OLYMPIA, Wash. — The state Senate’s version of a bill that makes undocumented immigrant students eligible for state financial aid should have had a public hearing, Sen. Janéa Holmquist Newbry, R-Moses Lake, said in a story published in the Columbia Basin Herald today.
Holmquist Newbry, whose district includes Kittitas, Grant and part of Lincoln counties, was one of four senators who didn’t vote on the Senate’s version of the Dream Act when it passed with bipartisan support last Friday. She was listed as absent, but Holmquist Newbry told the Moses Lake newspaper she abstained in order to delay a vote on the bill, which had been introduced just one day earlier on Jan. 30.
“My efforts were to postpone the vote in order to allow citizens, who were denied notice and the right to a public hearing, the opportunity to at least know what their government was doing,” Holmquist Newbry was quoted as saying in the Columbia Basin Herald.
A call to the senator’s cellphone was not immediately returned Friday afternoon. She also told the newspaper she plans to introduce a bill that would give U.S. citizens priority access to state financial aid for college over undocumented immigrants who are eligible under the bill.

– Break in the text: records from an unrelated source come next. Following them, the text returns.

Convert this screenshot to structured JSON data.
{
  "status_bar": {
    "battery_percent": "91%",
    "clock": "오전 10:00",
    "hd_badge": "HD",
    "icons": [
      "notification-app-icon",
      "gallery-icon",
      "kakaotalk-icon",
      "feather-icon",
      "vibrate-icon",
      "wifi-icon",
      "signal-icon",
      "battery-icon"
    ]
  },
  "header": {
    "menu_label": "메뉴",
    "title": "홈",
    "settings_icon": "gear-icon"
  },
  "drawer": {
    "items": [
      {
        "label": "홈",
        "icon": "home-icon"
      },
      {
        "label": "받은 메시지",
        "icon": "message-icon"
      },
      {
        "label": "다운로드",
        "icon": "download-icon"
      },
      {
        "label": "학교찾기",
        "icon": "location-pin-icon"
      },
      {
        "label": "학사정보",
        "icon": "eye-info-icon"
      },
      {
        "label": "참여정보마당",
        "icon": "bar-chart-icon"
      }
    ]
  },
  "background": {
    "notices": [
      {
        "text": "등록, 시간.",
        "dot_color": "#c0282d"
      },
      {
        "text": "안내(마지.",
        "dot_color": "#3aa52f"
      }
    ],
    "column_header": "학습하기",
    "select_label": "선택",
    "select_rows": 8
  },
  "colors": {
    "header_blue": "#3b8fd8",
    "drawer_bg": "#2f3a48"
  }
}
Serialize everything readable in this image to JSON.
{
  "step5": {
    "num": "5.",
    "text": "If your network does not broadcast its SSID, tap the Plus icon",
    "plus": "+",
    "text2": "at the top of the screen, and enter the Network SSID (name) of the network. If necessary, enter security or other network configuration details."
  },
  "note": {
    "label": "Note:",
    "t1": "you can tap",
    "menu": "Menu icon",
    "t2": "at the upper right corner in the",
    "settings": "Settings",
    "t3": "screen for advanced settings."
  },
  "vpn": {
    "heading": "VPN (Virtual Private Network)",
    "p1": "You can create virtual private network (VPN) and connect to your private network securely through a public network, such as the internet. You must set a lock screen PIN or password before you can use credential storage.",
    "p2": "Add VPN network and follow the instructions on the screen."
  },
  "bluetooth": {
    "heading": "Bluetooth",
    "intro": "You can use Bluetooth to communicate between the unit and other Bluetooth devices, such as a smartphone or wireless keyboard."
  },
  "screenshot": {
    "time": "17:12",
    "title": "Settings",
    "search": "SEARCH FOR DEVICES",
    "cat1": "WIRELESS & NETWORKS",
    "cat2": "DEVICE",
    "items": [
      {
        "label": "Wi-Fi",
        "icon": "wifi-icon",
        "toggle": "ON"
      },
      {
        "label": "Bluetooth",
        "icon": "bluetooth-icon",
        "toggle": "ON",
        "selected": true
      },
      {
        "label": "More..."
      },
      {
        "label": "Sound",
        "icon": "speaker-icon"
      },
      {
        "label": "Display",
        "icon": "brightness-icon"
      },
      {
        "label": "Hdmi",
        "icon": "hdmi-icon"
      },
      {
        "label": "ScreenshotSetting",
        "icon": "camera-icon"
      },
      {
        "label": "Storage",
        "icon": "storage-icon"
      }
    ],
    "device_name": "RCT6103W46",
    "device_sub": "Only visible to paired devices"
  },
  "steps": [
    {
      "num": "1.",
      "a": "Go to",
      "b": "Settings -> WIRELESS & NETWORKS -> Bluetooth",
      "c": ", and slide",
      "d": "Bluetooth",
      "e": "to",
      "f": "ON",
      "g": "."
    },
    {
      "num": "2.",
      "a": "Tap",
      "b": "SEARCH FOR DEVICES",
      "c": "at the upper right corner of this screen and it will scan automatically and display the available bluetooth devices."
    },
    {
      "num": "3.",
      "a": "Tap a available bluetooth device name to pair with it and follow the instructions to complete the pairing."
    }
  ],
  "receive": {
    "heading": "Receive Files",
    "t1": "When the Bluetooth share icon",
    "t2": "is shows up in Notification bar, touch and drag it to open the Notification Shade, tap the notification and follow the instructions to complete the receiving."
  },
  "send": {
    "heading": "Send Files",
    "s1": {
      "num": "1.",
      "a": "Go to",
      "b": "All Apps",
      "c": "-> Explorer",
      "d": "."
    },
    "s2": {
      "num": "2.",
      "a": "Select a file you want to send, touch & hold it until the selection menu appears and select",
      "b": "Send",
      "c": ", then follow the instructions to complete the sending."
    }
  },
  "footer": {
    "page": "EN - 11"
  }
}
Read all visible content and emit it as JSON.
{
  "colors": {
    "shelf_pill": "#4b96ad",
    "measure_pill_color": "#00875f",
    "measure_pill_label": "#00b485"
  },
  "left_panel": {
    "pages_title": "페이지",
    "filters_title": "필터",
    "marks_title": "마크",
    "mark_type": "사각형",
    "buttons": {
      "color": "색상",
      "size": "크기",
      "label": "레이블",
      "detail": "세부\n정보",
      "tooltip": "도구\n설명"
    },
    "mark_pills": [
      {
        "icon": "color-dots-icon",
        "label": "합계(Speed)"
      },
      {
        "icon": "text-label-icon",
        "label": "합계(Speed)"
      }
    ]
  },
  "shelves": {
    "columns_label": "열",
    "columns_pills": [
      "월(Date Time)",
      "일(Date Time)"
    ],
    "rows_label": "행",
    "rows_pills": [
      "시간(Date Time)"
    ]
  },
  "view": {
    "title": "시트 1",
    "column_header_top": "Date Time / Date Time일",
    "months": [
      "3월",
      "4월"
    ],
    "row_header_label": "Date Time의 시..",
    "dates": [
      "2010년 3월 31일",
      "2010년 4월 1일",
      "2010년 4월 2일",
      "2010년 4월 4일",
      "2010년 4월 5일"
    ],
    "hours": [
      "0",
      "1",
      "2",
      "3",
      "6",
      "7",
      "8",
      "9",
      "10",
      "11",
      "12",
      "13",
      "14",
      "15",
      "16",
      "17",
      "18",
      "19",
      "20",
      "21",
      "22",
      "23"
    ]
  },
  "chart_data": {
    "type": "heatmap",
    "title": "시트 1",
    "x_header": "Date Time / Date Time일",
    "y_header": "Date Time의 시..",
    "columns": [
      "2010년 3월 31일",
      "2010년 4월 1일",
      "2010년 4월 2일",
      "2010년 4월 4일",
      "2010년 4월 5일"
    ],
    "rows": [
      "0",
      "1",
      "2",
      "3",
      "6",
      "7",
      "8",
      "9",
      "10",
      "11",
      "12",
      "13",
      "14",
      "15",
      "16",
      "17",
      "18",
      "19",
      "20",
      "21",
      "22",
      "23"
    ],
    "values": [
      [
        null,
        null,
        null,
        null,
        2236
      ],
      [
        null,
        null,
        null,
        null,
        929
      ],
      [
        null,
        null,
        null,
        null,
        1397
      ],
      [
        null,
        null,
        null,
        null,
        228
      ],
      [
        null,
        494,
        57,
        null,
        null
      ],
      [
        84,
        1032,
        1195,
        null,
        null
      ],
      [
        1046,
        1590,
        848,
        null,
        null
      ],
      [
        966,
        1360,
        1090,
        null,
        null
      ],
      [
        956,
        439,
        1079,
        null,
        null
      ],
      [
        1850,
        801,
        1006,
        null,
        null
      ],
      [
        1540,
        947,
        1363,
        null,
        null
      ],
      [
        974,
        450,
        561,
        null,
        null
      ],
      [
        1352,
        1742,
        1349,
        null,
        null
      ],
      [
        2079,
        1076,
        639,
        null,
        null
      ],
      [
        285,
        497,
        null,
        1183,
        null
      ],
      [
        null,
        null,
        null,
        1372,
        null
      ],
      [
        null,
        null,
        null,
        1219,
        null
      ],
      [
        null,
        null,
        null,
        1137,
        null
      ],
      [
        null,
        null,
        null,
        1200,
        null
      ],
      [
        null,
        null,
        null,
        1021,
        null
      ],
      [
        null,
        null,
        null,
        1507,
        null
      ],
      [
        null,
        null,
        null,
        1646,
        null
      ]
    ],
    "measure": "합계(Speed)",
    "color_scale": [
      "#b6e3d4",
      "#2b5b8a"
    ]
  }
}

Her fellow 13th District lawmakers split their votes on an earlier House version of the bill, with Rep. Matt Manweller, R-Ellensburg, voting against it and Rep. Judy Warnick, R-Moses Lake, voting for it. The House bill was co-sponsored by local Reps. Bruce Chandler, R-Granger, and Charles Ross, R-Naches.
The Senate bill differs from the House bill in that it includes a $5 million appropriation to increase funding for state need grants. Earlier this week it was referred to the House Appropriations Committee, where it is expected to receive a public hearing.